If you do not own land or do not have public land nearby, knocking on doors and asking permission on private lands might be your only option for finding good hunting ground. If you are like me and have recently moved into a new area, starting from scratch is a reality you have to deal with. Being that my main property is four hours away, I sought out hunting land close to where I currently live so I could take on new challenges and hunt on a more consistent basis without having to plan a trip way in advance. I gained access to land less than ten minutes from my home. Below are a few of the strategies I learned about how to get permission to hunt private land
Utilize GIS Mapping Tools
Most states have a GIS mapping tool which lets you see a landowners’ name and property line, among other bits of information. With all the social media and information out on the web today, you can do research on potential landowners long before ever knocking at their front door. When viewing a property, I look for elevation changes and nearby resources like food and crop fields. If a series of acreage doesn’t have what I want, I move on. Pine trees and other coniferous trees are easy to spot from a satellite view. Tall grassy areas or pasture-like sections of land can even show major trails from the aerial photos.
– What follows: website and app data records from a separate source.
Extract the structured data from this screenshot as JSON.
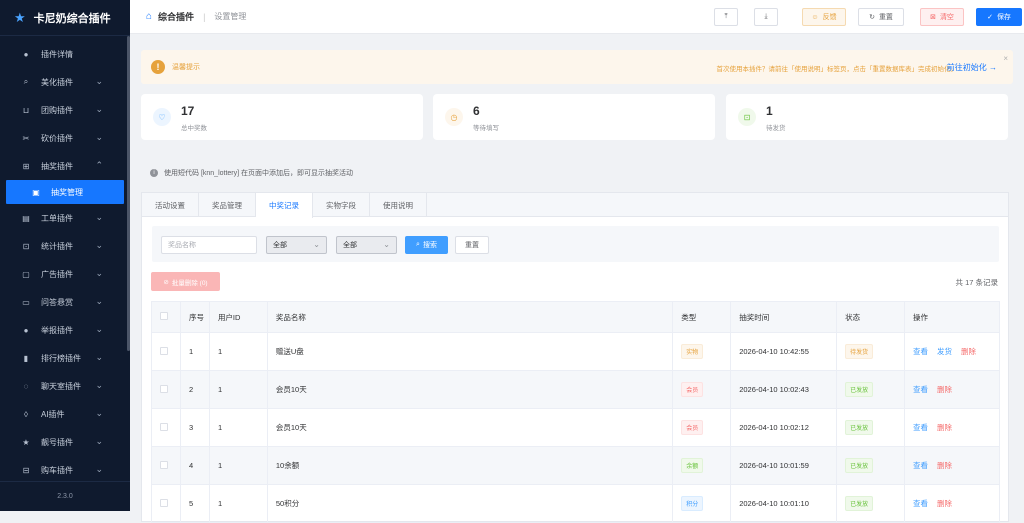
{
  "app": {
    "title": "卡尼奶综合插件",
    "version": "2.3.0"
  },
  "sidebar": {
    "items": [
      {
        "label": "插件详情",
        "icon": "info-icon",
        "glyph": "●",
        "chevron": false
      },
      {
        "label": "美化插件",
        "icon": "brush-icon",
        "glyph": "⌕",
        "chevron": true
      },
      {
        "label": "团购插件",
        "icon": "cart-icon",
        "glyph": "⊔",
        "chevron": true
      },
      {
        "label": "砍价插件",
        "icon": "scissors-icon",
        "glyph": "✂",
        "chevron": true
      },
      {
        "label": "抽奖插件",
        "icon": "gift-icon",
        "glyph": "⊞",
        "chevron": true,
        "expanded": true
      },
      {
        "label": "抽奖管理",
        "icon": "chart-icon",
        "glyph": "▣",
        "active": true
      },
      {
        "label": "工单插件",
        "icon": "ticket-icon",
        "glyph": "▤",
        "chevron": true
      },
      {
        "label": "统计插件",
        "icon": "stats-icon",
        "glyph": "⊡",
        "chevron": true
      },
      {
        "label": "广告插件",
        "icon": "ad-icon",
        "glyph": "▢",
        "chevron": true
      },
      {
        "label": "问答悬赏",
        "icon": "qa-icon",
        "glyph": "▭",
        "chevron": true
      },
      {
        "label": "举报插件",
        "icon": "report-icon",
        "glyph": "●",
        "chevron": true
      },
      {
        "label": "排行榜插件",
        "icon": "rank-icon",
        "glyph": "▮",
        "chevron": true
      },
      {
        "label": "聊天室插件",
        "icon": "chat-icon",
        "glyph": "◌",
        "chevron": true
      },
      {
        "label": "AI插件",
        "icon": "ai-icon",
        "glyph": "◊",
        "chevron": true
      },
      {
        "label": "靓号插件",
        "icon": "star-icon",
        "glyph": "★",
        "chevron": true
      },
      {
        "label": "购车插件",
        "icon": "car-icon",
        "glyph": "⊟",
        "chevron": true
      }
    ]
  },
  "topbar": {
    "crumb_main": "综合插件",
    "crumb_sub": "设置管理",
    "export_icon": "upload-icon",
    "import_icon": "download-icon",
    "feedback": "反馈",
    "reset": "重置",
    "clear": "清空",
    "save": "保存"
  },
  "notice": {
    "title": "温馨提示",
    "message": "首次使用本插件？请前往「使用说明」标签页，点击「重置数据库表」完成初始化。",
    "link": "前往初始化 →"
  },
  "stats": [
    {
      "value": "17",
      "label": "总中奖数",
      "icon": "trophy-icon",
      "glyph": "♡",
      "color": "#409eff",
      "bg": "#ecf5ff"
    },
    {
      "value": "6",
      "label": "等待填写",
      "icon": "clock-icon",
      "glyph": "◷",
      "color": "#e6a23c",
      "bg": "#fdf6ec"
    },
    {
      "value": "1",
      "label": "待发货",
      "icon": "package-icon",
      "glyph": "⊡",
      "color": "#67c23a",
      "bg": "#f0f9eb"
    }
  ],
  "hint": "使用短代码 [knn_lottery] 在页面中添加后，即可显示抽奖活动",
  "tabs": [
    {
      "label": "活动设置"
    },
    {
      "label": "奖品管理"
    },
    {
      "label": "中奖记录",
      "active": true
    },
    {
      "label": "实物字段"
    },
    {
      "label": "使用说明"
    }
  ],
  "filter": {
    "prize_placeholder": "奖品名称",
    "type_value": "全部",
    "status_value": "全部",
    "search": "搜索",
    "reset": "重置"
  },
  "bulk_delete": "批量删除 (0)",
  "total": "共 17 条记录",
  "table": {
    "headers": [
      "序号",
      "用户ID",
      "奖品名称",
      "类型",
      "抽奖时间",
      "状态",
      "操作"
    ],
    "rows": [
      {
        "no": "1",
        "uid": "1",
        "prize": "赠送U盘",
        "type": "实物",
        "type_style": "t-orange",
        "time": "2026-04-10 10:42:55",
        "status": "待发货",
        "status_style": "t-orange",
        "ops": [
          "查看",
          "发货",
          "删除"
        ]
      },
      {
        "no": "2",
        "uid": "1",
        "prize": "会员10天",
        "type": "会员",
        "type_style": "t-red",
        "time": "2026-04-10 10:02:43",
        "status": "已发放",
        "status_style": "t-green",
        "ops": [
          "查看",
          "删除"
        ]
      },
      {
        "no": "3",
        "uid": "1",
        "prize": "会员10天",
        "type": "会员",
        "type_style": "t-red",
        "time": "2026-04-10 10:02:12",
        "status": "已发放",
        "status_style": "t-green",
        "ops": [
          "查看",
          "删除"
        ]
      },
      {
        "no": "4",
        "uid": "1",
        "prize": "10余额",
        "type": "余额",
        "type_style": "t-green",
        "time": "2026-04-10 10:01:59",
        "status": "已发放",
        "status_style": "t-green",
        "ops": [
          "查看",
          "删除"
        ]
      },
      {
        "no": "5",
        "uid": "1",
        "prize": "50积分",
        "type": "积分",
        "type_style": "t-blue",
        "time": "2026-04-10 10:01:10",
        "status": "已发放",
        "status_style": "t-green",
        "ops": [
          "查看",
          "删除"
        ]
      }
    ]
  }
}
It is extremely difficult to get permission on great looking land because it is just that, great looking land that people already hunt. Where I live, there are very few large woodlots of continuous timber. I look for 10-25 acre parcels that border larger tracts. I find those landowners that own land more for non-hunting purposes, yet, they have great bucks roaming around without even knowing it.
You will never get permission, much less keep it, unless you prove to be respectful. Never speed into a driveway with a loud or disturbing entrance. I always appear neat and clean as well. If I get permission, I always ask if I can hang stands, trim branches if necessary, and set up trail cameras. Those questions might sound silly, but some landowners might not know what equipment you intend to use, or that you even use a tree stand. You do not want a landowner walking their property to find you trimming massive limbs without permission. Landowners appreciate being asked all questions you might have regarding the use of their property. Asking questions will help them understand you do not feel entitled to do whatever you please.
Don’t Appear Too Eager
I always try to come off as more interested in just spending time outdoors. Aggressively talking about shooting a limit of turkeys or huge bucks doesn’t always look right to people. Keep in mind, non-hunting landowners may have had a negative run-in with a hunter in the past that has shaped their thoughts about hunters that may carry over to you, regardless of your intentions. In today’s day and age, the hunting community needs all the positive looks it can get.
I always offer to help landowners with odd jobs. Keeping permission isn’t too hard when landowners quickly find out you’re willing to work a little bit to keep permission. Helping to cut or stack wood or fix a downed fence, could be examples of help they may need.
These five points of emphasis have been helpful for me over the past few years in an area where I previously knew nobody. Now I have great relationships with the landowners. The winter months could be a good time to begin your search via GIS mapping. Make note of worthy properties and then begin knocking on doors soon thereafter. Permission to hunt private land is still granted these days, you just have to get out there and ask for it.